In early 1993, Somalia, in the Horn of Africa, was among the most dangerous countries in the world after it descended into anarchy amid a bitter civil war.
A United Nations operation in Somalia had included some Australians but in January 1993, a much larger Australian contingent – an 1100-strong group from the 1st Battalion, Royal Australian Regiment (1RAR) – joined a US-led operation to restore security to Somalia.
Veteran Ken Snell served with Australian peacekeepers in Somalia in 1993. (Photo: Ken Snell)
Australian soldiers posed with Somali children during the 1993 peacekeeping operation. (Australian Defence Force)
Among the Australian soldiers was Ken Snell, then a 26-year-old infantry corporal, who told 9news.com.au the Diggers faced “wild west” conditions in a country gripped by extreme violence.
“Somalia was lawless where anyone who could bear a weapon had some form of influence or authority,” he said.

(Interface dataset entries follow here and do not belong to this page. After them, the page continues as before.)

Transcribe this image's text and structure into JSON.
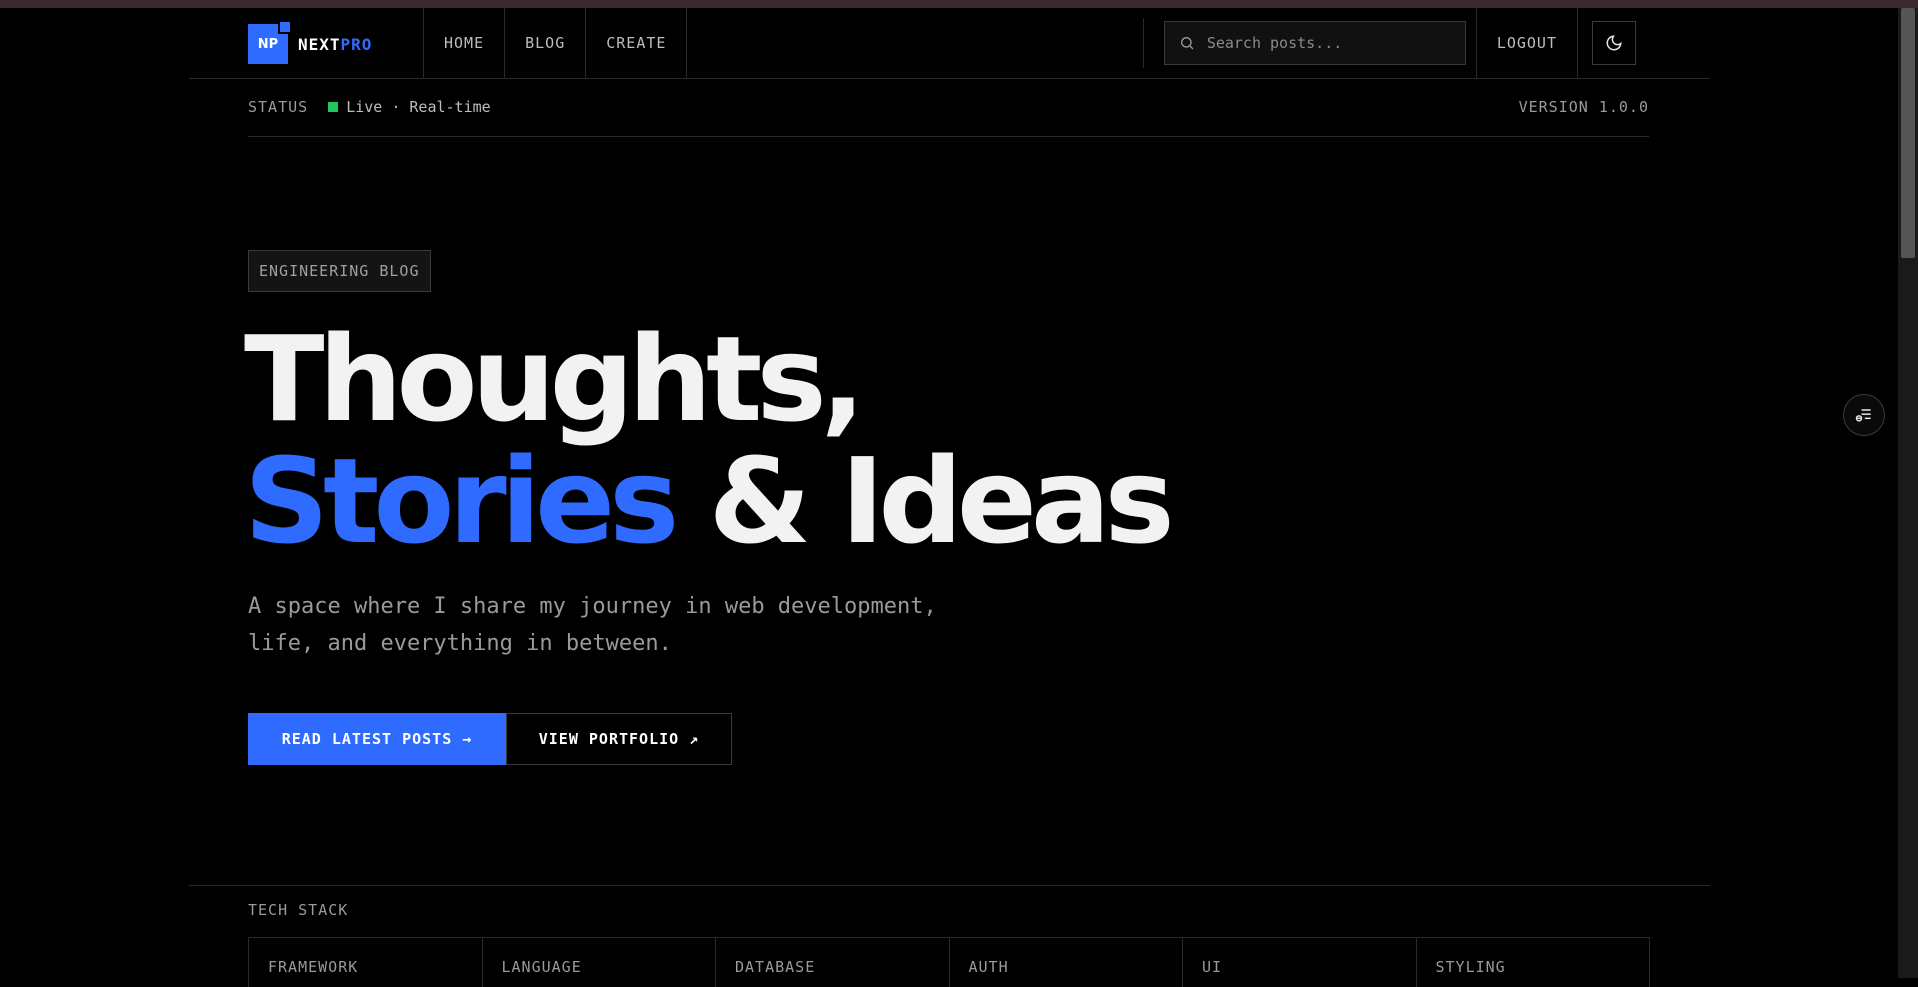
{
  "brand": {
    "logo_mark": "NP",
    "name_part1": "NEXT",
    "name_part2": "PRO"
  },
  "nav": {
    "items": [
      {
        "label": "HOME"
      },
      {
        "label": "BLOG"
      },
      {
        "label": "CREATE"
      }
    ]
  },
  "search": {
    "placeholder": "Search posts..."
  },
  "actions": {
    "logout_label": "LOGOUT"
  },
  "status": {
    "label": "STATUS",
    "value": "Live · Real-time",
    "version": "VERSION 1.0.0"
  },
  "hero": {
    "badge": "ENGINEERING BLOG",
    "title_line1": "Thoughts,",
    "title_highlight": "Stories",
    "title_rest": " & Ideas",
    "subtitle": "A space where I share my journey in web development, life, and everything in between.",
    "primary_button": "READ LATEST POSTS →",
    "secondary_button": "VIEW PORTFOLIO ↗"
  },
  "tech_stack": {
    "label": "TECH STACK",
    "categories": [
      "FRAMEWORK",
      "LANGUAGE",
      "DATABASE",
      "AUTH",
      "UI",
      "STYLING"
    ]
  },
  "colors": {
    "accent": "#2f6bff",
    "status_live": "#22c55e",
    "background": "#000000"
  },
  "icons": {
    "search": "search-icon",
    "theme": "moon-icon",
    "floating": "toc-icon"
  }
}
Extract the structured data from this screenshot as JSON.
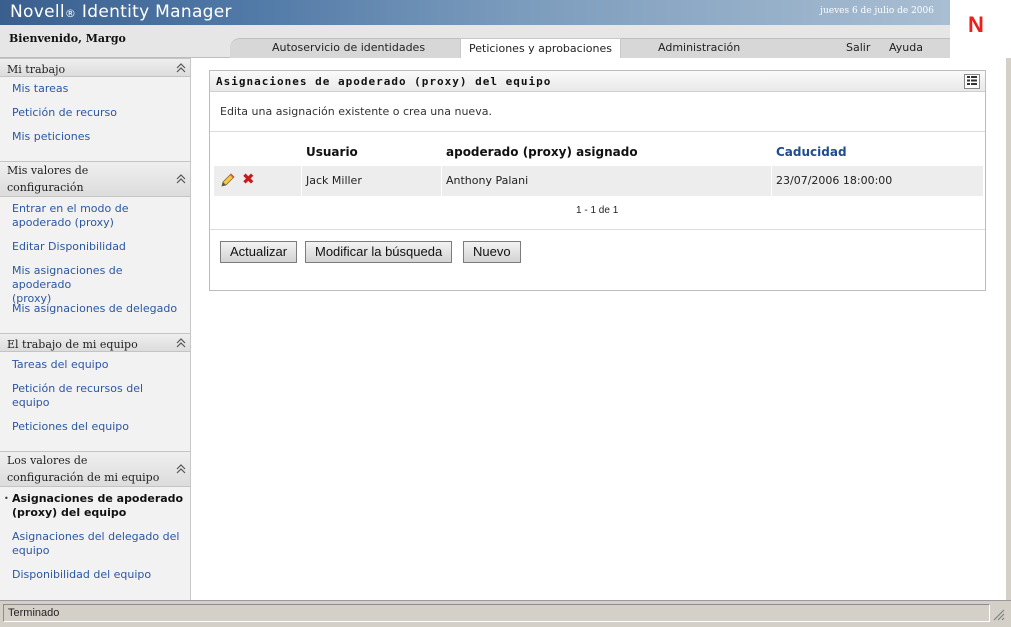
{
  "header": {
    "brand": "Novell",
    "brand_mark": "®",
    "product": "Identity Manager",
    "date": "jueves 6 de julio de 2006",
    "logo": "N",
    "welcome": "Bienvenido, Margo",
    "tabs": [
      {
        "label": "Autoservicio de identidades"
      },
      {
        "label": "Peticiones y aprobaciones"
      },
      {
        "label": "Administración"
      }
    ],
    "util_links": [
      {
        "label": "Salir"
      },
      {
        "label": "Ayuda"
      }
    ]
  },
  "sidebar": {
    "sections": [
      {
        "title": "Mi trabajo",
        "items": [
          "Mis tareas",
          "Petición de recurso",
          "Mis peticiones"
        ]
      },
      {
        "title_line1": "Mis valores de",
        "title_line2": "configuración",
        "items": [
          "Entrar en el modo de",
          "apoderado (proxy)",
          "Editar Disponibilidad",
          "Mis asignaciones de apoderado",
          "(proxy)",
          "Mis asignaciones de delegado"
        ]
      },
      {
        "title": "El trabajo de mi equipo",
        "items": [
          "Tareas del equipo",
          "Petición de recursos del",
          "equipo",
          "Peticiones del equipo"
        ]
      },
      {
        "title_line1": "Los valores de",
        "title_line2": "configuración de mi equipo",
        "items": [
          "Asignaciones de apoderado",
          "(proxy) del equipo",
          "Asignaciones del delegado del",
          "equipo",
          "Disponibilidad del equipo"
        ]
      }
    ]
  },
  "panel": {
    "title": "Asignaciones de apoderado (proxy) del equipo",
    "description": "Edita una asignación existente o crea una nueva.",
    "columns": [
      "Usuario",
      "apoderado (proxy) asignado",
      "Caducidad"
    ],
    "rows": [
      {
        "user": "Jack Miller",
        "proxy": "Anthony Palani",
        "expires": "23/07/2006 18:00:00"
      }
    ],
    "pager": "1 - 1 de 1",
    "buttons": {
      "refresh": "Actualizar",
      "modify_search": "Modificar la búsqueda",
      "new": "Nuevo"
    }
  },
  "status": {
    "text": "Terminado"
  },
  "colors": {
    "link": "#2b57a1",
    "brand_bar": "#4f78a6",
    "logo": "#e8221b",
    "delete": "#c31c1c"
  },
  "icons": [
    "edit-pencil-icon",
    "delete-x-icon",
    "collapse-chevron-icon",
    "panel-menu-icon",
    "resize-grip-icon"
  ]
}
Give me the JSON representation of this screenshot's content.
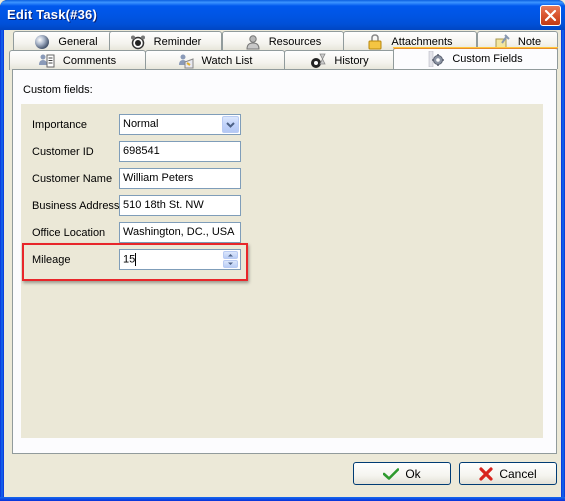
{
  "window": {
    "title": "Edit Task(#36)",
    "close_icon": "close-icon"
  },
  "tabs": {
    "row1": [
      {
        "label": "General",
        "icon": "sphere-icon"
      },
      {
        "label": "Reminder",
        "icon": "alarm-clock-icon"
      },
      {
        "label": "Resources",
        "icon": "person-icon"
      },
      {
        "label": "Attachments",
        "icon": "padlock-folder-icon"
      },
      {
        "label": "Note",
        "icon": "pushpin-note-icon"
      }
    ],
    "row2": [
      {
        "label": "Comments",
        "icon": "comments-icon"
      },
      {
        "label": "Watch List",
        "icon": "watch-list-icon"
      },
      {
        "label": "History",
        "icon": "history-icon"
      },
      {
        "label": "Custom Fields",
        "icon": "gear-icon",
        "active": true
      }
    ]
  },
  "panel": {
    "heading": "Custom fields:",
    "fields": [
      {
        "label": "Importance",
        "value": "Normal",
        "type": "dropdown"
      },
      {
        "label": "Customer ID",
        "value": "698541",
        "type": "text"
      },
      {
        "label": "Customer Name",
        "value": "William Peters",
        "type": "text"
      },
      {
        "label": "Business Address",
        "value": "510 18th St. NW",
        "type": "text"
      },
      {
        "label": "Office Location",
        "value": "Washington, DC., USA",
        "type": "text"
      },
      {
        "label": "Mileage",
        "value": "15",
        "type": "spinner",
        "highlighted": true
      }
    ]
  },
  "buttons": {
    "ok": "Ok",
    "cancel": "Cancel"
  },
  "colors": {
    "titlebar": "#0055E5",
    "highlight": "#E8262A",
    "active_tab_accent": "#E68B2C",
    "ok_check": "#2E9A2E",
    "cancel_x": "#D8241E"
  }
}
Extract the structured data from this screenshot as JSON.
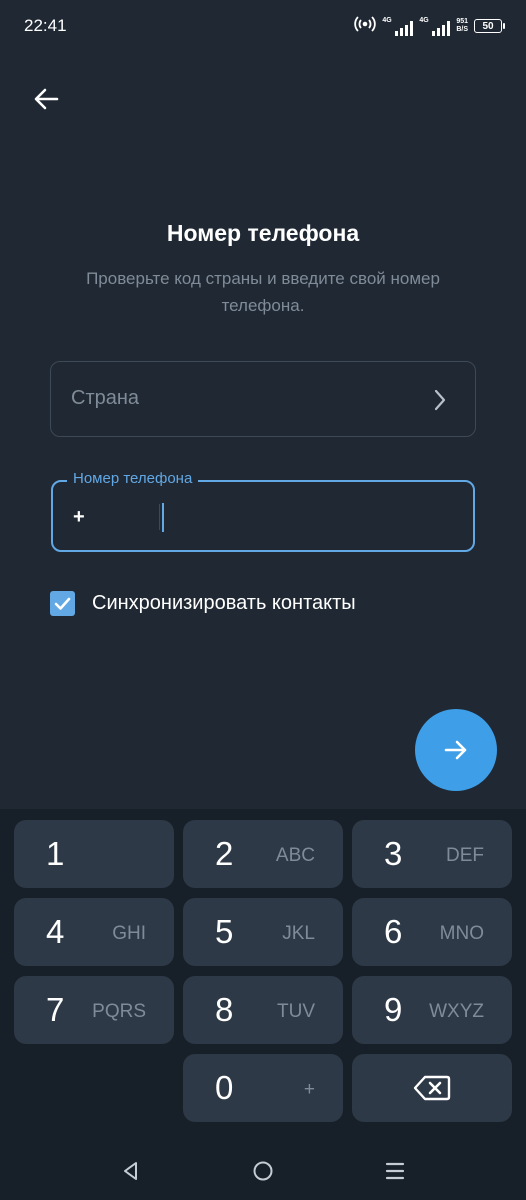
{
  "status_bar": {
    "time": "22:41",
    "net1_label": "4G",
    "net2_label": "4G",
    "speed_value": "951",
    "speed_unit": "B/S",
    "battery": "50",
    "icons": [
      "hotspot-icon",
      "signal-icon",
      "signal-icon",
      "battery-icon"
    ]
  },
  "header": {
    "back_icon": "arrow-left-icon",
    "title": "Номер телефона",
    "subtitle": "Проверьте код страны и введите свой номер телефона."
  },
  "form": {
    "country_placeholder": "Страна",
    "country_icon": "chevron-right-icon",
    "phone_label": "Номер телефона",
    "phone_prefix": "+",
    "phone_value": "",
    "sync_checked": true,
    "sync_label": "Синхронизировать контакты"
  },
  "next_button": {
    "icon": "arrow-right-icon"
  },
  "keypad": {
    "keys": [
      {
        "num": "1",
        "letters": ""
      },
      {
        "num": "2",
        "letters": "ABC"
      },
      {
        "num": "3",
        "letters": "DEF"
      },
      {
        "num": "4",
        "letters": "GHI"
      },
      {
        "num": "5",
        "letters": "JKL"
      },
      {
        "num": "6",
        "letters": "MNO"
      },
      {
        "num": "7",
        "letters": "PQRS"
      },
      {
        "num": "8",
        "letters": "TUV"
      },
      {
        "num": "9",
        "letters": "WXYZ"
      },
      {
        "num": "0",
        "letters": "+"
      }
    ],
    "backspace_icon": "backspace-icon"
  },
  "nav_bar": {
    "icons": [
      "back-triangle-icon",
      "home-circle-icon",
      "recents-menu-icon"
    ]
  },
  "colors": {
    "background": "#1f2833",
    "keypad_background": "#171f28",
    "key": "#2d3947",
    "accent": "#62a8e4",
    "fab": "#3e9ee8",
    "muted_text": "#7f8b98",
    "border": "#3d4957"
  }
}
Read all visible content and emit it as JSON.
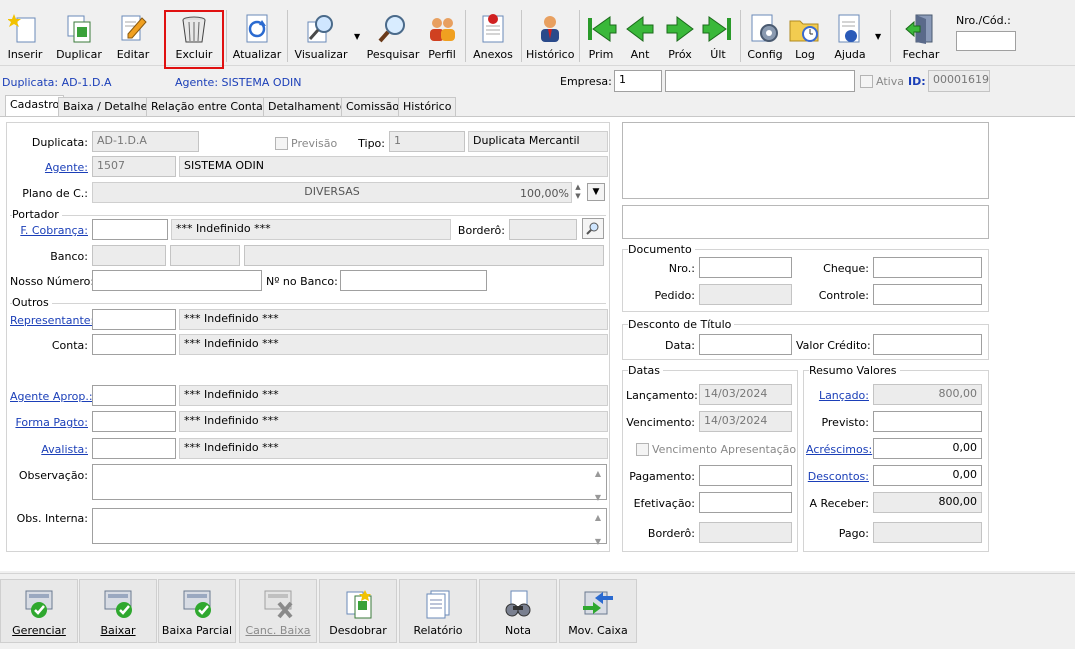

“Weapons ranged from former Soviet weapons including vehicles and artillery, anti-air weapons mounted on flatbed utilities, known as technicals … machineguns and a broad range of small arms.